▶ _EXERCISE AIM_: Each line of the listing below that includes "bytes" must be copied.

====== AVAILABLE RECORDS

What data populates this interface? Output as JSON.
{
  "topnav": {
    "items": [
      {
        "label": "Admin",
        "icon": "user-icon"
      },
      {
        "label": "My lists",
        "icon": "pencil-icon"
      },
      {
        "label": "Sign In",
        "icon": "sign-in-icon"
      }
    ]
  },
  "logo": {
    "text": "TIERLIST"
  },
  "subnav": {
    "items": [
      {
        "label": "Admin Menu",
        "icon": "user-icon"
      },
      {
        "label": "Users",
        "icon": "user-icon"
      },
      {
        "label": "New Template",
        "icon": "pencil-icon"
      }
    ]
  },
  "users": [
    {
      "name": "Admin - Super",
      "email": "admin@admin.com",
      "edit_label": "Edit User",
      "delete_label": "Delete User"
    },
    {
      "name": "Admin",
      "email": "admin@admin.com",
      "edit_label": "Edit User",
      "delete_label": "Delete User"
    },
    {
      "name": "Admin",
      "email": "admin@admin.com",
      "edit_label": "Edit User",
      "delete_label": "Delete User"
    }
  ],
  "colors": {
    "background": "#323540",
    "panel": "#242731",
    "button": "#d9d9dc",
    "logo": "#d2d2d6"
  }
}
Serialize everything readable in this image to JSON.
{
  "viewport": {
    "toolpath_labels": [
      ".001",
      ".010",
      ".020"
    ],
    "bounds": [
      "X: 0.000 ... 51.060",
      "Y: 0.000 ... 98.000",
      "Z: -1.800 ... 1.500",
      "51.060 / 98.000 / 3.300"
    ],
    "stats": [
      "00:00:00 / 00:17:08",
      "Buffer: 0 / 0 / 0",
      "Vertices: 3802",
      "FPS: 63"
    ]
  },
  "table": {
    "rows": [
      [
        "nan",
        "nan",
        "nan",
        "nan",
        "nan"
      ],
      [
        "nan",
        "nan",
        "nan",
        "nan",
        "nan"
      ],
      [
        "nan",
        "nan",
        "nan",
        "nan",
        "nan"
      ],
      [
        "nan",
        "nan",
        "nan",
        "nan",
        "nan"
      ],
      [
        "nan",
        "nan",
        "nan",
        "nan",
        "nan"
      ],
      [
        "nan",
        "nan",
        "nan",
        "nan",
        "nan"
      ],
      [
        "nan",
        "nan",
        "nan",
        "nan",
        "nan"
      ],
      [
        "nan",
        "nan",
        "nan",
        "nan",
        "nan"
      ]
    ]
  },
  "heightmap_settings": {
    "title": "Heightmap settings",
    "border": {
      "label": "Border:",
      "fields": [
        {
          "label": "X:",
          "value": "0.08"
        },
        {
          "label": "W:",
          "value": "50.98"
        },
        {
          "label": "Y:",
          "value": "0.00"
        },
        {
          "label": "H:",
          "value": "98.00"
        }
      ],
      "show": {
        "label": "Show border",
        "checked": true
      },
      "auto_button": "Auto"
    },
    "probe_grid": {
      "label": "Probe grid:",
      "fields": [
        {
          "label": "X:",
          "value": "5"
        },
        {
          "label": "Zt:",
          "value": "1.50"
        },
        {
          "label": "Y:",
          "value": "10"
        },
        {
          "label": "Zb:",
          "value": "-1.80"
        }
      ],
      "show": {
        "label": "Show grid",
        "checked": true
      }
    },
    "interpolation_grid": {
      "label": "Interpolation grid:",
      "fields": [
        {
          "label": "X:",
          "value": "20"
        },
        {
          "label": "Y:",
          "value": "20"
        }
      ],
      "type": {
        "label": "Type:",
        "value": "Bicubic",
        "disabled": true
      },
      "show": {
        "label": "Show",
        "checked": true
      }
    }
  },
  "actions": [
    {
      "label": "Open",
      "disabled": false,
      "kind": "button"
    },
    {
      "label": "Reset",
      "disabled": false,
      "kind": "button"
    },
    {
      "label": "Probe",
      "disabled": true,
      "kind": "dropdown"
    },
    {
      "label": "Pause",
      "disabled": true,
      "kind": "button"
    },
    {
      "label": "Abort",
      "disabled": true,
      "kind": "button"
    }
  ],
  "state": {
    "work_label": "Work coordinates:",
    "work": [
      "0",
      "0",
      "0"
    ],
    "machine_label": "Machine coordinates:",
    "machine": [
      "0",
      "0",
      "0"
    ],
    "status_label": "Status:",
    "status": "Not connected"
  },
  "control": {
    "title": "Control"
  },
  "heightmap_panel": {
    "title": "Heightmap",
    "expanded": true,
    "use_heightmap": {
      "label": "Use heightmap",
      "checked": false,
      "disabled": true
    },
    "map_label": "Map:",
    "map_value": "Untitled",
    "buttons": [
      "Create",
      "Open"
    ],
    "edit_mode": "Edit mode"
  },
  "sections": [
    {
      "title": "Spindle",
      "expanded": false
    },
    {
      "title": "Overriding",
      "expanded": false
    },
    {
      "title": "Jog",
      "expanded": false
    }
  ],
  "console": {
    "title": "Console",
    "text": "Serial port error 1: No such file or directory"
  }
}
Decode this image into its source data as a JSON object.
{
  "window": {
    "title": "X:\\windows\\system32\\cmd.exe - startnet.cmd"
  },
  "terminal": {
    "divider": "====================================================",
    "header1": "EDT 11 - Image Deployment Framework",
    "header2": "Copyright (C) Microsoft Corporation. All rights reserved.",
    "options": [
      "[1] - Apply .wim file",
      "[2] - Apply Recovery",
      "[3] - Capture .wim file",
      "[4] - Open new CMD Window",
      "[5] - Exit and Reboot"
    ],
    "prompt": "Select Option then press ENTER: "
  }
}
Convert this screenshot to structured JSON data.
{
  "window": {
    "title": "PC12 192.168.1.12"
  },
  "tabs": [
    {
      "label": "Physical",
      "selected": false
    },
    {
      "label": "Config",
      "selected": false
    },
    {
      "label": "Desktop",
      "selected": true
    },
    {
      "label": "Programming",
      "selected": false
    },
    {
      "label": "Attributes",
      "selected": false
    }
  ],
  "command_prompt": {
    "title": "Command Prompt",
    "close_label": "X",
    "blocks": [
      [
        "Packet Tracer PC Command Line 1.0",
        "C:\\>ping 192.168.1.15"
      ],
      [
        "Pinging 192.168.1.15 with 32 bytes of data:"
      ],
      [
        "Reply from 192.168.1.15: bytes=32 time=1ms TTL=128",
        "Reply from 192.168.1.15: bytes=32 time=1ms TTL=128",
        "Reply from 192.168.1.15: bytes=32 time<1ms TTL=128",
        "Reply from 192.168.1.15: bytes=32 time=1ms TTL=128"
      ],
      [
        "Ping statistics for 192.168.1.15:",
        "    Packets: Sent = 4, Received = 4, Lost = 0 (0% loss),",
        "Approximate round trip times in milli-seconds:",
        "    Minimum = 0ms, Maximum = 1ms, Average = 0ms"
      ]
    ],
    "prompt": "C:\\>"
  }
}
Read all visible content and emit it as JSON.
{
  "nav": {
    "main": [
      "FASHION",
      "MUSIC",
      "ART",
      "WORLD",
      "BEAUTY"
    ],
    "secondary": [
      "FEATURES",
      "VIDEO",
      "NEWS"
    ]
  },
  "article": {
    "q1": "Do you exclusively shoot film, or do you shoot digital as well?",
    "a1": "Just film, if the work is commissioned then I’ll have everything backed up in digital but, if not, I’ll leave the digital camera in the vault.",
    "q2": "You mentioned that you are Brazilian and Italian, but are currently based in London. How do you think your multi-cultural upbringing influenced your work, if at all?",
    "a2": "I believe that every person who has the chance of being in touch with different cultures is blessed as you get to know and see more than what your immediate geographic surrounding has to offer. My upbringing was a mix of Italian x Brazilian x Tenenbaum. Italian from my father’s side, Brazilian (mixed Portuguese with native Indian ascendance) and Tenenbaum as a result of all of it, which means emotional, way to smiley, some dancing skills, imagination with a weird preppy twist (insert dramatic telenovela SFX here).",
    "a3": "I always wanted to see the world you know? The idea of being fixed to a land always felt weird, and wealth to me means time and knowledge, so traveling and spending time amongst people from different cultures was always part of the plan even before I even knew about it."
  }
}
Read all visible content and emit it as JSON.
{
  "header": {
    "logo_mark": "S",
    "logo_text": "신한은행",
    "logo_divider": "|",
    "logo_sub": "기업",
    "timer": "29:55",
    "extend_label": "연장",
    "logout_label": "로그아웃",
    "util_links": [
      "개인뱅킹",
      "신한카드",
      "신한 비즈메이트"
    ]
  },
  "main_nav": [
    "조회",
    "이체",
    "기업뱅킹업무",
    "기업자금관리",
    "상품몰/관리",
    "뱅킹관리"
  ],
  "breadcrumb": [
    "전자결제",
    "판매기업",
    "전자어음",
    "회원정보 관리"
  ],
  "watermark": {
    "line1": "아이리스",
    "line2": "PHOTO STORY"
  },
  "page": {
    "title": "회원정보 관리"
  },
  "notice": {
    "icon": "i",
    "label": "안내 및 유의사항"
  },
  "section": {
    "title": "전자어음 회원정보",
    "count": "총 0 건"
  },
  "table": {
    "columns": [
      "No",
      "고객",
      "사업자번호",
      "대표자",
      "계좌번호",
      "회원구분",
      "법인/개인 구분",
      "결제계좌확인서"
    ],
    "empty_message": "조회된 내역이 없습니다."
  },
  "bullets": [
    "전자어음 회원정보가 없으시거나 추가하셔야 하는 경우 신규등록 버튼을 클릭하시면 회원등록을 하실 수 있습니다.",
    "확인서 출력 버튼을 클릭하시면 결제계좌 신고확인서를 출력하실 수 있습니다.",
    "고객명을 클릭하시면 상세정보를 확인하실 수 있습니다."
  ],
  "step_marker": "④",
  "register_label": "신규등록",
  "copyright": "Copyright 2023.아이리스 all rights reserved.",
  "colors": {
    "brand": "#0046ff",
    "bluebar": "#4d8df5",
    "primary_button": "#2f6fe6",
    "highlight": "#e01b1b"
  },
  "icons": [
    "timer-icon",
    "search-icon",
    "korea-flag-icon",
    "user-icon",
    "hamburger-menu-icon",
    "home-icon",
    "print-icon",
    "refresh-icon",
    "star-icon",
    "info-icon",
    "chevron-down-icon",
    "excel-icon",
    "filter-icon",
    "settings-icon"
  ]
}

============

▶ _EXPECTED OUTPUT_:
        "Pinging 192.168.1.15 with 32 bytes of data:"
        "Reply from 192.168.1.15: bytes=32 time=1ms TTL=128",
        "Reply from 192.168.1.15: bytes=32 time=1ms TTL=128",
        "Reply from 192.168.1.15: bytes=32 time<1ms TTL=128",
        "Reply from 192.168.1.15: bytes=32 time=1ms TTL=128"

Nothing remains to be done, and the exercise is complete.